But just as the various agents of misperception are to be factored in to typical, uncontrolled comparisons, so is your staunch belief that based on the numbers, the discs must sound the same. I don’t care for voodoo-based claims either, and at this point I can state to be 100% free of placebo effect or any of the other cliches that are used to reduce the significance of what we hear as opposed to measure. In turn, I would hope that you could make a level-matched comparison and let your very experienced ears do the judging. If one does indeed sound better than the other…As an audio company principal and sage said to me recently,”When someone claims to have all the answers yet the ear reports differently, perhaps we are asking the wrong questions.” Thanks.
Craig, auditioning the sound of these “hyped Ultra HD CDs” is not necessary. I would hope that we can agree that a Redbook CD has a rigorous set of specifications…we all know them as 44.1 16-but linear PCM stereo. FIM and Winston Ma and his minions (including clever copywriters) can say anything they want about what they do prior to locking down a CD but they can’t do anything to advance the fidelity of a CD over what its spec says it can do. Right? The argument to let you ears do the judging can only happen after it is established that one is actually comparing two things that are different. I won’t waste my time or money buying a “PureFlexion” $40 CD and compare it to another CD containing the same data. No one else should either.
I’m sure you could get your hands on a so-called premium quality CD w/o paying for it. If the two do indeed sound identical, then the comparison will need to last no longer than 10 minutes max. I bet you have 10 minutes.
OTH, if they sound noticeably different, not even getting to ‘better’ or ‘worse’, that too will be quickly audible.But if one does sound noticeably better, you won’t want to stop listening. Every time I audition something that causes me to listen to my oft-played demo/evaluation tracks as if I’ve never heard them, it is because something truly superior has just been inserted into my system. I know how to be clinical too, but when I listen for pleasure, about 70% of the clinical perspective is tossed aside; the other 30% never turns off from many years in this business. mark, we are opening a new stereo store in Santa Rosa; would you like to be the center of a Hi-Res event this Fall? Best, Craig
Comparing the FIM HD with conventional CD, will reading error rates be lower on the FIM’s disk?
Assuming a disk is exactly === original master (digital recording), the sound quality will depend on what happens after the data are retrieved. The question is then about the most efficient way to reproduce the original master in bit perfect manner. If that’s case, nothing bit direct download. Right. Forget all the intermediary medium.
Just my thought.
Absolutely…so why do these BS products exist? And more importantly, how can a company like FIM stay in business?
OUCH, Reading all that snake oil marketing made my brain hurt. 🙂

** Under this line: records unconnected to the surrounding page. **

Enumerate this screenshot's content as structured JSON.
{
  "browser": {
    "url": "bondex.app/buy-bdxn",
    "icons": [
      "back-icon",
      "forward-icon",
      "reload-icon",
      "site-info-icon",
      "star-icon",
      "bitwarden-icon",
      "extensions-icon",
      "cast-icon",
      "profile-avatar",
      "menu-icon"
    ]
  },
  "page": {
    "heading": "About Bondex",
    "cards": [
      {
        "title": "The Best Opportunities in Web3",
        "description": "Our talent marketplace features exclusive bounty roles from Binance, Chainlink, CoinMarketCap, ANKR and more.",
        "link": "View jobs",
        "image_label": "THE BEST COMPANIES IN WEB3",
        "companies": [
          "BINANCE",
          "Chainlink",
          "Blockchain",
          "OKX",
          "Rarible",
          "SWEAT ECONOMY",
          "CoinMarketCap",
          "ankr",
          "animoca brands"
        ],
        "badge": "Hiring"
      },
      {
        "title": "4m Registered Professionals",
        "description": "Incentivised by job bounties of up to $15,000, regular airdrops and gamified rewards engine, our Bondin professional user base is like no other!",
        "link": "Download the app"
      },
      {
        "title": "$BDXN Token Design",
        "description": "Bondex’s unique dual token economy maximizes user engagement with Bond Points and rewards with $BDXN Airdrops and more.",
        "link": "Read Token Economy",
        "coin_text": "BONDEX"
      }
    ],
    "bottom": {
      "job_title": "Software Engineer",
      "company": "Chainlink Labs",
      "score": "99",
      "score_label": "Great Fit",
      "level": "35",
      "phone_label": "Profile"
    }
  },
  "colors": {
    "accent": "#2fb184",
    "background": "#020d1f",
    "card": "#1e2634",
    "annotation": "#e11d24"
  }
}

Sorry it was so long. I was amazed at the amount of crap being spewed on that page.
Gee, I happened to look up the prices of these discs. $39.99. No wonder the claims made about the manufacturing process. You have to, somehow, justify the cost. Vinyl pricing! I’ll pass!
Why are none of these scam artists being prosecuted for false advertising? Only in audio can people get away with such BS.
Thanks again for helping us keep our feet on the ground.
And for helping us saving a lot of money 😉